== Information shown ==
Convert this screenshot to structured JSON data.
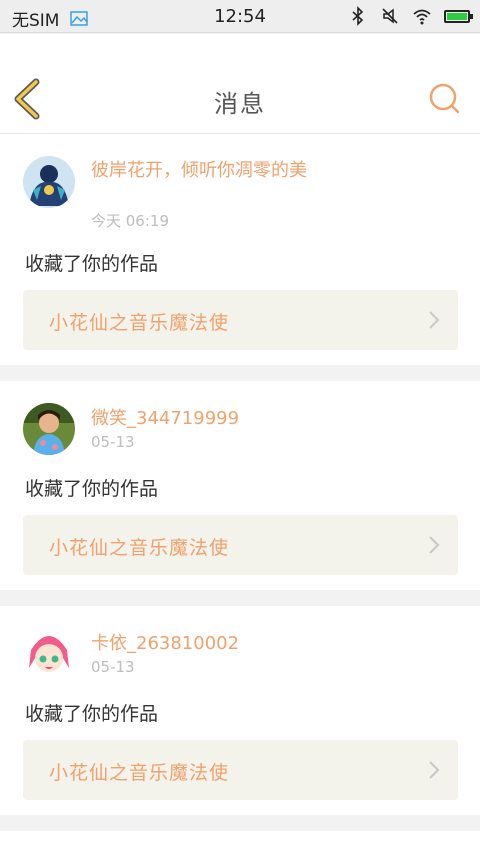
{
  "status_bar": {
    "carrier": "无SIM",
    "time": "12:54",
    "icons": [
      "image-icon",
      "bluetooth-icon",
      "mute-icon",
      "wifi-icon",
      "battery-icon"
    ]
  },
  "header": {
    "title": "消息",
    "back_icon": "chevron-left-icon",
    "search_icon": "search-icon"
  },
  "colors": {
    "accent": "#f0a26d",
    "back_arrow": "#f5c84a",
    "card_bg": "#ffffff",
    "page_bg": "#f2f2f2",
    "work_bg": "#f3f2eb",
    "muted_text": "#bdbdbd"
  },
  "messages": [
    {
      "user_name": "彼岸花开，倾听你凋零的美",
      "time": "今天 06:19",
      "action": "收藏了你的作品",
      "work_title": "小花仙之音乐魔法使"
    },
    {
      "user_name": "微笑_344719999",
      "time": "05-13",
      "action": "收藏了你的作品",
      "work_title": "小花仙之音乐魔法使"
    },
    {
      "user_name": "卡依_263810002",
      "time": "05-13",
      "action": "收藏了你的作品",
      "work_title": "小花仙之音乐魔法使"
    }
  ]
}
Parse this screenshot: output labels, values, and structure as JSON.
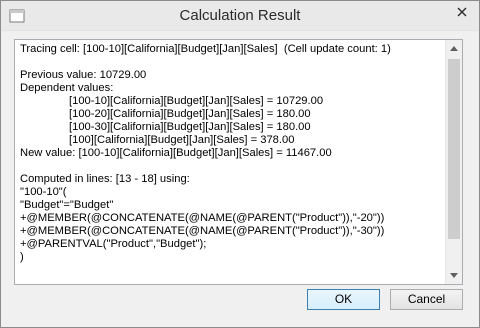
{
  "window": {
    "title": "Calculation Result"
  },
  "content": {
    "lines": [
      {
        "text": "Tracing cell: [100-10][California][Budget][Jan][Sales]  (Cell update count: 1)",
        "indent": false
      },
      {
        "text": "",
        "indent": false
      },
      {
        "text": "Previous value: 10729.00",
        "indent": false
      },
      {
        "text": "Dependent values:",
        "indent": false
      },
      {
        "text": "[100-10][California][Budget][Jan][Sales] = 10729.00",
        "indent": true
      },
      {
        "text": "[100-20][California][Budget][Jan][Sales] = 180.00",
        "indent": true
      },
      {
        "text": "[100-30][California][Budget][Jan][Sales] = 180.00",
        "indent": true
      },
      {
        "text": "[100][California][Budget][Jan][Sales] = 378.00",
        "indent": true
      },
      {
        "text": "New value: [100-10][California][Budget][Jan][Sales] = 11467.00",
        "indent": false
      },
      {
        "text": "",
        "indent": false
      },
      {
        "text": "Computed in lines: [13 - 18] using:",
        "indent": false
      },
      {
        "text": "\"100-10\"(",
        "indent": false
      },
      {
        "text": "\"Budget\"=\"Budget\"",
        "indent": false
      },
      {
        "text": "+@MEMBER(@CONCATENATE(@NAME(@PARENT(\"Product\")),\"-20\"))",
        "indent": false
      },
      {
        "text": "+@MEMBER(@CONCATENATE(@NAME(@PARENT(\"Product\")),\"-30\"))",
        "indent": false
      },
      {
        "text": "+@PARENTVAL(\"Product\",\"Budget\");",
        "indent": false
      },
      {
        "text": ")",
        "indent": false
      }
    ]
  },
  "buttons": {
    "ok_label": "OK",
    "cancel_label": "Cancel"
  }
}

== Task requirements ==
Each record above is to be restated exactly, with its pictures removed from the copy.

== Solution to this exercise ==
Convert this screenshot to structured JSON data.
{
  "status_bar": {
    "carrier": "无SIM",
    "time": "12:54",
    "icons": [
      "image-icon",
      "bluetooth-icon",
      "mute-icon",
      "wifi-icon",
      "battery-icon"
    ]
  },
  "header": {
    "title": "消息",
    "back_icon": "chevron-left-icon",
    "search_icon": "search-icon"
  },
  "colors": {
    "accent": "#f0a26d",
    "back_arrow": "#f5c84a",
    "card_bg": "#ffffff",
    "page_bg": "#f2f2f2",
    "work_bg": "#f3f2eb",
    "muted_text": "#bdbdbd"
  },
  "messages": [
    {
      "user_name": "彼岸花开，倾听你凋零的美",
      "time": "今天 06:19",
      "action": "收藏了你的作品",
      "work_title": "小花仙之音乐魔法使"
    },
    {
      "user_name": "微笑_344719999",
      "time": "05-13",
      "action": "收藏了你的作品",
      "work_title": "小花仙之音乐魔法使"
    },
    {
      "user_name": "卡依_263810002",
      "time": "05-13",
      "action": "收藏了你的作品",
      "work_title": "小花仙之音乐魔法使"
    }
  ]
}
Parse this screenshot: output labels, values, and structure as JSON.
{
  "window": {
    "title": "Calculation Result"
  },
  "content": {
    "lines": [
      {
        "text": "Tracing cell: [100-10][California][Budget][Jan][Sales]  (Cell update count: 1)",
        "indent": false
      },
      {
        "text": "",
        "indent": false
      },
      {
        "text": "Previous value: 10729.00",
        "indent": false
      },
      {
        "text": "Dependent values:",
        "indent": false
      },
      {
        "text": "[100-10][California][Budget][Jan][Sales] = 10729.00",
        "indent": true
      },
      {
        "text": "[100-20][California][Budget][Jan][Sales] = 180.00",
        "indent": true
      },
      {
        "text": "[100-30][California][Budget][Jan][Sales] = 180.00",
        "indent": true
      },
      {
        "text": "[100][California][Budget][Jan][Sales] = 378.00",
        "indent": true
      },
      {
        "text": "New value: [100-10][California][Budget][Jan][Sales] = 11467.00",
        "indent": false
      },
      {
        "text": "",
        "indent": false
      },
      {
        "text": "Computed in lines: [13 - 18] using:",
        "indent": false
      },
      {
        "text": "\"100-10\"(",
        "indent": false
      },
      {
        "text": "\"Budget\"=\"Budget\"",
        "indent": false
      },
      {
        "text": "+@MEMBER(@CONCATENATE(@NAME(@PARENT(\"Product\")),\"-20\"))",
        "indent": false
      },
      {
        "text": "+@MEMBER(@CONCATENATE(@NAME(@PARENT(\"Product\")),\"-30\"))",
        "indent": false
      },
      {
        "text": "+@PARENTVAL(\"Product\",\"Budget\");",
        "indent": false
      },
      {
        "text": ")",
        "indent": false
      }
    ]
  },
  "buttons": {
    "ok_label": "OK",
    "cancel_label": "Cancel"
  }
}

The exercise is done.